In the early 1990s, Chic Thompson and Lael Lyons wrote a wonderful book called Yes, But…The Top 40 Killer Phrases and How You Can Fight Them
While the book was playful and filled with cartoon illustrations, the idea was serious. It was about those killer phrases that fill corporate meeting rooms everyday:
We’ve done that before.
It's not in the budget.
Great idea, but not for us.
Get a committee to look into that.
I'll get back to you.
Don't rock the boat.
Let me play devil's advocate.
The last person who said that isn't here anymore.
Recently, I’ve noticed a curious mutation on the infamous, “yes but.”
It’s IKB or (I know, but…)
The difference is slight but it’s definitely a new species.
“I know but tosses” in what James Pennybaker, the chair of psychology at the University of Texas Austin would call pronoun revealing.
“I” is a pronoun rife with self focus. In fact, Pennybaker’s research showed that depressed people use the pronoun “I” more often than emotionally stable people. And people who consider themselves lower in status use “I” much more frequently.
But what’s equally revealing is that “I know, but” is a signal. It’s a signal that the person has either wrestled with this idea before or wants you to understand what they know or believe.
A few years ago, I consulted with a CEO who was having problems with one his executives. In exit interviews, employees consistently mentioned this manager as one of their reasons for leaving.

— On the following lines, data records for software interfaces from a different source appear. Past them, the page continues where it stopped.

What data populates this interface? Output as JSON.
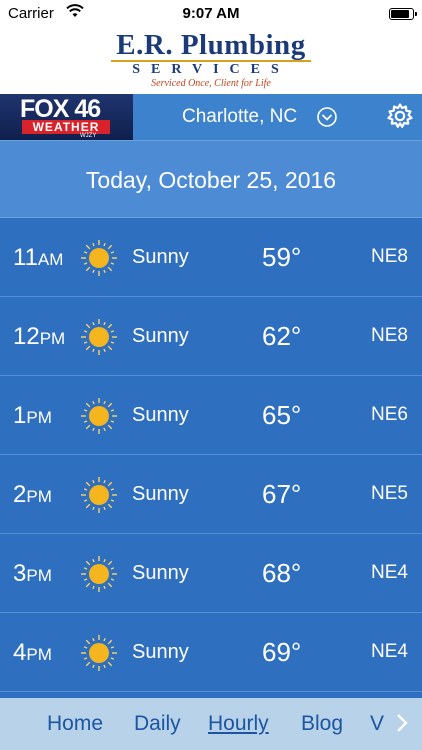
{
  "status_bar": {
    "carrier": "Carrier",
    "time": "9:07 AM",
    "battery_level": 0.9
  },
  "banner": {
    "brand_line1": "E.R. Plumbing",
    "brand_line2": "SERVICES",
    "tagline": "Serviced Once, Client for Life"
  },
  "header": {
    "logo_text_top": "FOX 46",
    "logo_text_bottom": "WEATHER",
    "logo_callsign": "WJZY",
    "location": "Charlotte, NC"
  },
  "date_label": "Today, October 25, 2016",
  "forecast": [
    {
      "hour": "11",
      "ampm": "AM",
      "condition": "Sunny",
      "temp": "59°",
      "wind": "NE8"
    },
    {
      "hour": "12",
      "ampm": "PM",
      "condition": "Sunny",
      "temp": "62°",
      "wind": "NE8"
    },
    {
      "hour": "1",
      "ampm": "PM",
      "condition": "Sunny",
      "temp": "65°",
      "wind": "NE6"
    },
    {
      "hour": "2",
      "ampm": "PM",
      "condition": "Sunny",
      "temp": "67°",
      "wind": "NE5"
    },
    {
      "hour": "3",
      "ampm": "PM",
      "condition": "Sunny",
      "temp": "68°",
      "wind": "NE4"
    },
    {
      "hour": "4",
      "ampm": "PM",
      "condition": "Sunny",
      "temp": "69°",
      "wind": "NE4"
    }
  ],
  "nav": {
    "items": [
      "Home",
      "Daily",
      "Hourly",
      "Blog",
      "V"
    ],
    "active": "Hourly"
  },
  "colors": {
    "background": "#2f6fbf",
    "header": "#3d82cc",
    "nav": "#b8d2ea",
    "nav_text": "#1c56a0",
    "sun": "#f5b51e"
  }
}
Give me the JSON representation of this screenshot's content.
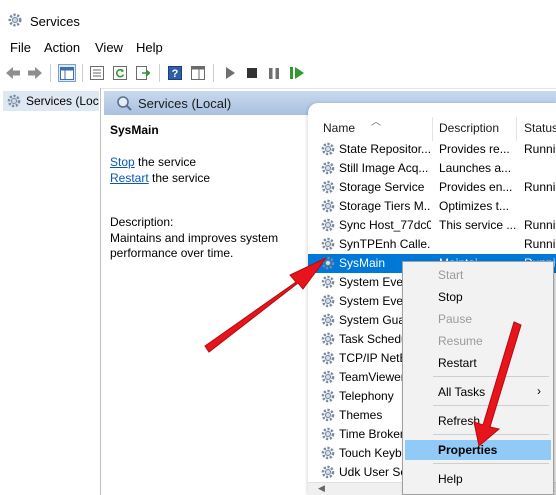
{
  "window": {
    "title": "Services"
  },
  "menu": [
    "File",
    "Action",
    "View",
    "Help"
  ],
  "tree": {
    "node_label": "Services (Loca"
  },
  "header": {
    "title": "Services (Local)"
  },
  "details": {
    "service_name": "SysMain",
    "stop_link": "Stop",
    "stop_rest": " the service",
    "restart_link": "Restart",
    "restart_rest": " the service",
    "description_label": "Description:",
    "description_text": "Maintains and improves system performance over time."
  },
  "columns": {
    "name": "Name",
    "description": "Description",
    "status": "Status"
  },
  "services": [
    {
      "name": "State Repositor...",
      "description": "Provides re...",
      "status": "Runni"
    },
    {
      "name": "Still Image Acq...",
      "description": "Launches a...",
      "status": ""
    },
    {
      "name": "Storage Service",
      "description": "Provides en...",
      "status": "Runni"
    },
    {
      "name": "Storage Tiers M...",
      "description": "Optimizes t...",
      "status": ""
    },
    {
      "name": "Sync Host_77dc0",
      "description": "This service ...",
      "status": "Runni"
    },
    {
      "name": "SynTPEnh Calle...",
      "description": "",
      "status": "Runni"
    },
    {
      "name": "SysMain",
      "description": "Maintai...",
      "status": "Runni"
    },
    {
      "name": "System Ever",
      "description": "",
      "status": ""
    },
    {
      "name": "System Ever",
      "description": "",
      "status": ""
    },
    {
      "name": "System Guar",
      "description": "",
      "status": ""
    },
    {
      "name": "Task Schedu",
      "description": "",
      "status": ""
    },
    {
      "name": "TCP/IP NetB",
      "description": "",
      "status": ""
    },
    {
      "name": "TeamViewer",
      "description": "",
      "status": ""
    },
    {
      "name": "Telephony",
      "description": "",
      "status": ""
    },
    {
      "name": "Themes",
      "description": "",
      "status": ""
    },
    {
      "name": "Time Broker",
      "description": "",
      "status": ""
    },
    {
      "name": "Touch Keybo",
      "description": "",
      "status": ""
    },
    {
      "name": "Udk User Se",
      "description": "",
      "status": ""
    }
  ],
  "context_menu": {
    "start": "Start",
    "stop": "Stop",
    "pause": "Pause",
    "resume": "Resume",
    "restart": "Restart",
    "all_tasks": "All Tasks",
    "refresh": "Refresh",
    "properties": "Properties",
    "help": "Help",
    "submenu_indicator": "›"
  },
  "colors": {
    "selection": "#0078d7",
    "menu_highlight": "#91c9f7",
    "arrow": "#e8141b",
    "link": "#0a57b5"
  }
}
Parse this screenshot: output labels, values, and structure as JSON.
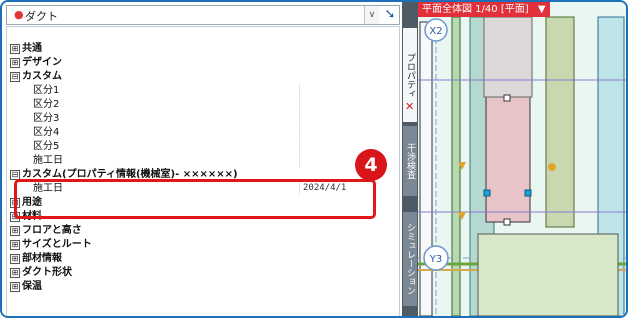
{
  "panel": {
    "selector_dot": "●",
    "selector_value": "ダクト",
    "dropdown_glyph": "∨",
    "arrow_glyph": "➘"
  },
  "rows": [
    {
      "toggle": "⊞",
      "label": "共通",
      "type": "category"
    },
    {
      "toggle": "⊞",
      "label": "デザイン",
      "type": "category"
    },
    {
      "toggle": "⊟",
      "label": "カスタム",
      "type": "category"
    },
    {
      "label": "区分1",
      "type": "prop",
      "value": ""
    },
    {
      "label": "区分2",
      "type": "prop",
      "value": ""
    },
    {
      "label": "区分3",
      "type": "prop",
      "value": ""
    },
    {
      "label": "区分4",
      "type": "prop",
      "value": ""
    },
    {
      "label": "区分5",
      "type": "prop",
      "value": ""
    },
    {
      "label": "施工日",
      "type": "prop",
      "value": ""
    },
    {
      "toggle": "⊟",
      "label": "カスタム(プロパティ情報(機械室)- ××××××)",
      "type": "category"
    },
    {
      "label": "施工日",
      "type": "prop",
      "value": "2024/4/1"
    },
    {
      "toggle": "⊞",
      "label": "用途",
      "type": "category"
    },
    {
      "toggle": "⊞",
      "label": "材料",
      "type": "category"
    },
    {
      "toggle": "⊞",
      "label": "フロアと高さ",
      "type": "category"
    },
    {
      "toggle": "⊞",
      "label": "サイズとルート",
      "type": "category"
    },
    {
      "toggle": "⊞",
      "label": "部材情報",
      "type": "category"
    },
    {
      "toggle": "⊞",
      "label": "ダクト形状",
      "type": "category"
    },
    {
      "toggle": "⊞",
      "label": "保温",
      "type": "category"
    }
  ],
  "callout": {
    "number": "4"
  },
  "vertical_tabs": [
    {
      "label": "プロパティ",
      "close": "✕",
      "active": true
    },
    {
      "label": "干渉検査",
      "active": false
    },
    {
      "label": "シミュレーション",
      "active": false
    }
  ],
  "view": {
    "title": "平面全体図 1/40 [平面]",
    "menu_glyph": "▼",
    "grid_labels": [
      "X2",
      "Y3"
    ]
  },
  "colors": {
    "highlight": "#e01818",
    "badge": "#d8161a",
    "view_header": "#e2303a",
    "frame": "#1e6fb8"
  }
}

This executive was a world-class micro-manager.
When I asked the CEO about this executive and the results of the exit interviews, he said, “I know, but…”
So I said, let’s look at what you’ve just said. “I know but…” Tell me what you know.
One of the knows was the lynchpin. The CEO and the executive were friends and the relationship was important to him.
If you find yourself using the phrase “I know, but” with increasing frequency, write down the “I knows…”
As Mark Twain eloquently wrote:
“It ain't what you don't know that gets you into trouble. It's what you know for sure that just ain't so.”
Good insight for any age.